Los Angeles County sheriff’s personnel would assume a greater role in the processing and deportation of illegal immigrants identified in the jails under a newly proposed agreement with the federal government, placing an “inordinate strain” on the department, according to a report released Thursday.
The Sheriff’s Department signed an agreement with U.S. Immigration and Customs Enforcement in 2005 authorizing its custody assistants to check the immigration status of foreign-born inmates and turn them over to the federal government if appropriate.
The new agreement proposed by ICE would require those same assistants to complete all of the required paperwork to process illegal immigrants for possible deportation, according to the report prepared by Merrick Bobb, a special counsel to the Los Angeles County Board of Supervisors.
The degree to which the proposed agreement turns the Sheriff’s Department into the “primary enforcer of federal immigration law is indeed breathtaking,” Bobb wrote in the nearly 50-page report. In addition, the county would not be reimbursed for the extra work, Bobb wrote.
The added responsibilities would require that the custody assistants begin the screening process before inmates are convicted, rather than after conviction, contrary to the supervisors’ original direction to the Sheriff’s Department, Bobb said.
Between 2005 and last month, more than 37,000 foreign-born inmates have been interviewed. Roughly 44% have been turned over to immigration authorities.
Sheriff’s Capt. Gerald Cooper said that the department is still negotiating with the federal government but that there are concerns over whether the new responsibilities would be in line with what the supervisors wanted. The department plans to take the agreement to the board soon, he said.
“It would change what our duties are,” he said. “We have problems with it and we are trying to resolve those.”

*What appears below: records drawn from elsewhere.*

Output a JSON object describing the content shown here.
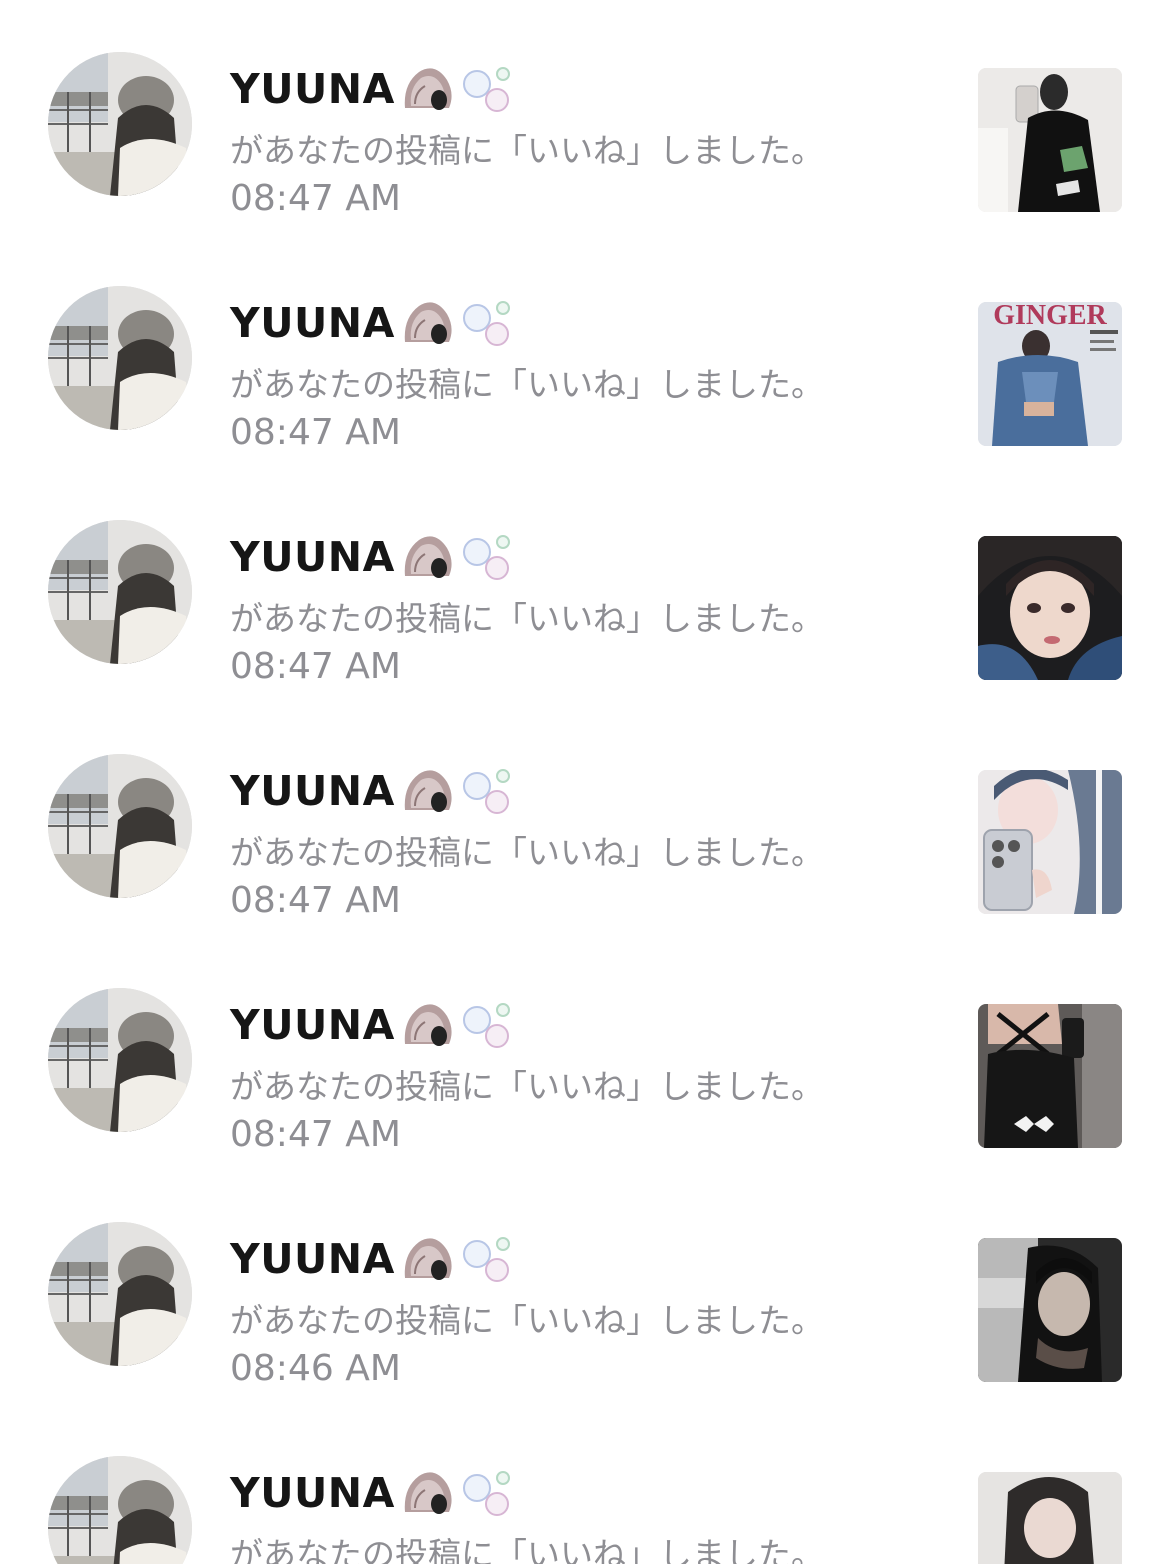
{
  "notifications": [
    {
      "username": "YUUNA",
      "emojis": [
        "spiral-shell-emoji",
        "bubbles-emoji"
      ],
      "message": "があなたの投稿に「いいね」しました。",
      "time": "08:47 AM",
      "thumbnail": "post-thumbnail-mirror-selfie"
    },
    {
      "username": "YUUNA",
      "emojis": [
        "spiral-shell-emoji",
        "bubbles-emoji"
      ],
      "message": "があなたの投稿に「いいね」しました。",
      "time": "08:47 AM",
      "thumbnail": "post-thumbnail-magazine-cover",
      "thumbnail_text": "GINGER"
    },
    {
      "username": "YUUNA",
      "emojis": [
        "spiral-shell-emoji",
        "bubbles-emoji"
      ],
      "message": "があなたの投稿に「いいね」しました。",
      "time": "08:47 AM",
      "thumbnail": "post-thumbnail-face-closeup"
    },
    {
      "username": "YUUNA",
      "emojis": [
        "spiral-shell-emoji",
        "bubbles-emoji"
      ],
      "message": "があなたの投稿に「いいね」しました。",
      "time": "08:47 AM",
      "thumbnail": "post-thumbnail-phone-selfie"
    },
    {
      "username": "YUUNA",
      "emojis": [
        "spiral-shell-emoji",
        "bubbles-emoji"
      ],
      "message": "があなたの投稿に「いいね」しました。",
      "time": "08:47 AM",
      "thumbnail": "post-thumbnail-black-outfit"
    },
    {
      "username": "YUUNA",
      "emojis": [
        "spiral-shell-emoji",
        "bubbles-emoji"
      ],
      "message": "があなたの投稿に「いいね」しました。",
      "time": "08:46 AM",
      "thumbnail": "post-thumbnail-dark-portrait"
    },
    {
      "username": "YUUNA",
      "emojis": [
        "spiral-shell-emoji",
        "bubbles-emoji"
      ],
      "message": "があなたの投稿に「いいね」しました。",
      "time": "",
      "thumbnail": "post-thumbnail-light-portrait"
    }
  ]
}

Cooper said, however, that he hopes the screening will continue. “We think it’s an important and valuable program,” he said.
Supervisor Mike Antonovich wants to make sure the custody assistants will not be required to do significantly more work, said his deputy, Anna Pembedjian. But Antonovich believes that the county and U.S. Immigration and Customs Enforcement will be able to come to an agreement, she said.
The jail screening is important, Pembedjian said, both to protect public safety and save taxpayers’ money.
“To the extent we have individuals committing crimes and being released back out into the community, we have an obligation to assist ICE in the proper processing of those individuals,” she said.
But immigrant rights advocates raised concerns about whether the Sheriff’s Department should be doing immigration screening at all.
“Immigration law enforcement should remain the purview of the federal government,” said Chris Newman of the Los Angeles-based National Day Laborer Organizing Network. “The report is a warning sign that the Sheriff’s Department’s goals of protecting all county residents regardless of immigration status will be undermined by continued participation in the program.”
Bobb’s study reported that more than a quarter of the inmates transferred from the jail into immigration custody from July 2008 to June 2009 had been charged with minor crimes, such as displaying false identification or disorderly conduct. Some of those inmates may have more serious prior criminal records.